How Family Businesses Can Build – and Maintain – Success through Transformation
From the outside, multi-generation family businesses often appear to be models of stability. Yet underneath the durable exterior structure, many such companies must deal with highly complex family politics and emotional components that affect how they operate and how they are led. Lack of cohesion and strategy during crucial processes – like business transformation and succession – causes the vast majority of family businesses to fail before they reach the third generation.
The implications for such failures are reach far and wide, as Thailand’s economy relies heavily on the success of its family firms. Furthermore, today’s fast-moving commercial landscape leaves very little room for error or delay, as long-successfully business models are supplanted year after year by companies that put forward more technologically savvy alternatives.
Given the business world’s embrace of shifting norms and digital disruption, family-run businesses must work even harder to meet the special challenges of this new economic landscape. A new emphasis on far-sighted strategy and preparedness is currently needed – beginning with improvements to organisational structure as well as a clear view of the road ahead. The businesses need to move from being internally focused to be customer centric. These changes will need a new strategic plan and operating model to drive the successes of their organizations.
Business Transformation for Tomorrow’s Economy
Founders of an organisation are often heavily invested, both emotionally and financially, in the companies they start. This personal investment can be a huge source of strength for a company, but it can also create tension when younger generations take over its day-to-day operations. The transition to the next generation needs to be properly planned and executed with a clear roadmap.
Business cultures have the potential to change rapidly, and when the younger generations seek to diversify, expand and transform the organisation, they may be met with resistance from founders who are unwilling to let go of the reins of power. The lack of trust between the generations is a barrier to take the business forward.
Family businesses must find effective ways to transform themselves in order to ensure their long-term success. Digital disruption will inexorably change the business models of all organisations, both large and small. Family businesses in particular need to prepare and plan for this inevitability, or risk lagging behind their competitors.
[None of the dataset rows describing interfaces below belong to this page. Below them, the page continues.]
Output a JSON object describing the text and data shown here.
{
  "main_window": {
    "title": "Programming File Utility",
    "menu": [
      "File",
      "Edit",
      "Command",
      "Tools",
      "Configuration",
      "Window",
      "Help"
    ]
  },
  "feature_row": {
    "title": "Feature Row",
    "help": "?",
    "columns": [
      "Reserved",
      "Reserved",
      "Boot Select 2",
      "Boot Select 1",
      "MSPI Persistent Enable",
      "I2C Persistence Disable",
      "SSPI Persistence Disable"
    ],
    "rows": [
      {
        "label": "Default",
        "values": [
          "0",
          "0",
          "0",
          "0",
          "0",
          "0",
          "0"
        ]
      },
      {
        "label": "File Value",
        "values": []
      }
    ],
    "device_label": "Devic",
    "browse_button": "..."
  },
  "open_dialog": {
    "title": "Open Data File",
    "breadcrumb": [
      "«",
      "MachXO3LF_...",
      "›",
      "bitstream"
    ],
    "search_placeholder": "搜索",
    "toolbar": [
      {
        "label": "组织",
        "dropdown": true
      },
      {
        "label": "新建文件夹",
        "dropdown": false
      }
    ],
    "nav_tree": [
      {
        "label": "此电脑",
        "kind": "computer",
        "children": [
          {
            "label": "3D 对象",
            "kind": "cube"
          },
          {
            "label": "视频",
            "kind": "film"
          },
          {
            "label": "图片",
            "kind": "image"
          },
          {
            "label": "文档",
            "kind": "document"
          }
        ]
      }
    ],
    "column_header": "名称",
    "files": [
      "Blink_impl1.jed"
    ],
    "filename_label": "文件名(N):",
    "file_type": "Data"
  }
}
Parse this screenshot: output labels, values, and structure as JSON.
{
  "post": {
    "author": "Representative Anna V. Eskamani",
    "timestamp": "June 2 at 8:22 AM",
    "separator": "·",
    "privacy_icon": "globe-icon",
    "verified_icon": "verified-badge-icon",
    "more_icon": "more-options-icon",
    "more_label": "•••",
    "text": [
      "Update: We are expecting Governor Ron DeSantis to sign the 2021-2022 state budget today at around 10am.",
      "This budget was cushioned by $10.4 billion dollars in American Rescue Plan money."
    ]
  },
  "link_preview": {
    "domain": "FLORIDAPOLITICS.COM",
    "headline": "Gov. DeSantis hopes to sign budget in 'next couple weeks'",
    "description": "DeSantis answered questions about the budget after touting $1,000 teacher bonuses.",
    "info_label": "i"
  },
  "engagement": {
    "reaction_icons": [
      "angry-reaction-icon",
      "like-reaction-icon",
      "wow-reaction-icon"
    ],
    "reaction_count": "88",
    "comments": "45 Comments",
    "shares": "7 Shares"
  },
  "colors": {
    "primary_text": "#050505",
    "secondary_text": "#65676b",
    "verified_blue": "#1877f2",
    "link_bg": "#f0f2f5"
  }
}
Outside professional assistance can help families adapt their businesses to the changing needs of consumers in today’s dynamic economy. By generating a renewed focus on innovation and digitalisation, this far-sighted approach can allow the next generation to lead the company forward into the new age. Far from driving a wedge between the generations, unbiased professionals can provide fresh perspectives and insights to bridge the gaps between generations, leading to better overall cooperation and cohesion.
Consistency Depends on Succession
The succession process is a perilous time for any family business. If the wrong successor is chosen, generations of work can be undone within months. On the other hand, if the successor is well-respected by both family and auxiliary staff alike, and is properly equipped to lead future transformation, the business can go from strength to strength, remaining viable for generations.
Ideally, succession will be decided upon clearly, swiftly, and decisively, so as to create no room for familial conflict. Moreover, the earlier a successor is chosen, the more time becomes available to train the future leader for the many responsibilities they will need to face in their position.
Family constitutions can a be great source of clarity during the passing of the leadership baton, particularly in parts of the world where traditional values can potentially conflict with best practices. A well-written family constitution eliminates variables and smooths the course of succession, often defusing conflict before it begins. When drafting a family constitution, enlisting the help of disinterested professionals can ensure a more cogent document that properly considers the desires of all parties involved.
The Owner’s Room Methodology
Family business leaders need to provide all stakeholders – both inside and outside the family – with a clear plan for the future. But managing the day-to-day operations of a business can make it difficult for leaders to find time to contemplate the future of the company.
An Owner’s Room session provides an excellent way to overcome this type of planning challenge. The Owner’s Room guides a thought-provoking conversation and analysis of four core areas: the ownership journey so far, the state of the business today, the goals for the future, and the importance of clarity for stakeholders.
The methodology used in the Owner’s Room can be particularly beneficial for family business leaders, as it offers invaluable insights on how to generate a clear and focused plan for transformation as well as succession.
A fresh outlook, together with guidance from outside professionals, can help lead family businesses through their necessary transformations. Ultimately, such an approach can clear the path for competitive advantages and continued success for generations to come. If properly prepared, family businesses can thrive indefinitely, and continue to be a boon to the growing economy of Thailand.
For further details or to book an Owner’s Room session, speak to your local Grant Thornton adviser.